Given records =
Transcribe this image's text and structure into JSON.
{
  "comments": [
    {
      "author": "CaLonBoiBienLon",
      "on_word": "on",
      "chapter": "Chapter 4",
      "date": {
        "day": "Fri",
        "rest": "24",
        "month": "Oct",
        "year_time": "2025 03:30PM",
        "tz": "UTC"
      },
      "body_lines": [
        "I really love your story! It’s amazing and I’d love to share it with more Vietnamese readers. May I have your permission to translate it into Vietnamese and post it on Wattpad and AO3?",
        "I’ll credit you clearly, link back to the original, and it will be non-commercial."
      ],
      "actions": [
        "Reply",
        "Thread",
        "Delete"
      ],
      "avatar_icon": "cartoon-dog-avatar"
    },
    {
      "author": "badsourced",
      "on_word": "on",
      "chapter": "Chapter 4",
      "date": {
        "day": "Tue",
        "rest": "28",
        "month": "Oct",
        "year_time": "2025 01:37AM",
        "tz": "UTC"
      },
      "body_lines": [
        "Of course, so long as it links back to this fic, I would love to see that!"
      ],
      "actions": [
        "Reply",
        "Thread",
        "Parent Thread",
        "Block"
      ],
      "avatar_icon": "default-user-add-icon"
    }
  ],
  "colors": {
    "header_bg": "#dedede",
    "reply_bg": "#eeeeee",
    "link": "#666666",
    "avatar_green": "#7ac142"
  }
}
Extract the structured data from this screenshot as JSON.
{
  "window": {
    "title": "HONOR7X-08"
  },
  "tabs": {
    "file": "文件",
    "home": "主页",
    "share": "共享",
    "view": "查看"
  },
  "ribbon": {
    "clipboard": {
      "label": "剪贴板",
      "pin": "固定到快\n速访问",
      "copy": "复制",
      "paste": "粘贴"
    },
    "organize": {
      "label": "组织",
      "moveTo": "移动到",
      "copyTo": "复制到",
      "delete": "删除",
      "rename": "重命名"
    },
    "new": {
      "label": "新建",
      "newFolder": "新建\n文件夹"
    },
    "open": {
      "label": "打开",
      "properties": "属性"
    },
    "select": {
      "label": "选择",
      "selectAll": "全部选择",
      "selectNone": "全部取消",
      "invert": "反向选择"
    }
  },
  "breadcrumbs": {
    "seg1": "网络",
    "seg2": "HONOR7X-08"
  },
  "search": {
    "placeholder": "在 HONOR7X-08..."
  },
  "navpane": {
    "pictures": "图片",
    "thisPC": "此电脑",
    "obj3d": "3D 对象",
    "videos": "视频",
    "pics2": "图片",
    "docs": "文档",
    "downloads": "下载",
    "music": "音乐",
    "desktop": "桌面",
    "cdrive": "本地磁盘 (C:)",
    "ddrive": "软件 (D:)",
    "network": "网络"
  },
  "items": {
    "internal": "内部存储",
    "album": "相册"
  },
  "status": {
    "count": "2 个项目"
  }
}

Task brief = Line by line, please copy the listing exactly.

Response to the task =
Transcribe this image's text and structure into JSON.
{
  "comments": [
    {
      "author": "CaLonBoiBienLon",
      "on_word": "on",
      "chapter": "Chapter 4",
      "date": {
        "day": "Fri",
        "rest": "24",
        "month": "Oct",
        "year_time": "2025 03:30PM",
        "tz": "UTC"
      },
      "body_lines": [
        "I really love your story! It’s amazing and I’d love to share it with more Vietnamese readers. May I have your permission to translate it into Vietnamese and post it on Wattpad and AO3?",
        "I’ll credit you clearly, link back to the original, and it will be non-commercial."
      ],
      "actions": [
        "Reply",
        "Thread",
        "Delete"
      ],
      "avatar_icon": "cartoon-dog-avatar"
    },
    {
      "author": "badsourced",
      "on_word": "on",
      "chapter": "Chapter 4",
      "date": {
        "day": "Tue",
        "rest": "28",
        "month": "Oct",
        "year_time": "2025 01:37AM",
        "tz": "UTC"
      },
      "body_lines": [
        "Of course, so long as it links back to this fic, I would love to see that!"
      ],
      "actions": [
        "Reply",
        "Thread",
        "Parent Thread",
        "Block"
      ],
      "avatar_icon": "default-user-add-icon"
    }
  ],
  "colors": {
    "header_bg": "#dedede",
    "reply_bg": "#eeeeee",
    "link": "#666666",
    "avatar_green": "#7ac142"
  }
}
Extract the structured data from this screenshot as JSON.
{
  "window": {
    "title": "HONOR7X-08"
  },
  "tabs": {
    "file": "文件",
    "home": "主页",
    "share": "共享",
    "view": "查看"
  },
  "ribbon": {
    "clipboard": {
      "label": "剪贴板",
      "pin": "固定到快\n速访问",
      "copy": "复制",
      "paste": "粘贴"
    },
    "organize": {
      "label": "组织",
      "moveTo": "移动到",
      "copyTo": "复制到",
      "delete": "删除",
      "rename": "重命名"
    },
    "new": {
      "label": "新建",
      "newFolder": "新建\n文件夹"
    },
    "open": {
      "label": "打开",
      "properties": "属性"
    },
    "select": {
      "label": "选择",
      "selectAll": "全部选择",
      "selectNone": "全部取消",
      "invert": "反向选择"
    }
  },
  "breadcrumbs": {
    "seg1": "网络",
    "seg2": "HONOR7X-08"
  },
  "search": {
    "placeholder": "在 HONOR7X-08..."
  },
  "navpane": {
    "pictures": "图片",
    "thisPC": "此电脑",
    "obj3d": "3D 对象",
    "videos": "视频",
    "pics2": "图片",
    "docs": "文档",
    "downloads": "下载",
    "music": "音乐",
    "desktop": "桌面",
    "cdrive": "本地磁盘 (C:)",
    "ddrive": "软件 (D:)",
    "network": "网络"
  },
  "items": {
    "internal": "内部存储",
    "album": "相册"
  },
  "status": {
    "count": "2 个项目"
  }
}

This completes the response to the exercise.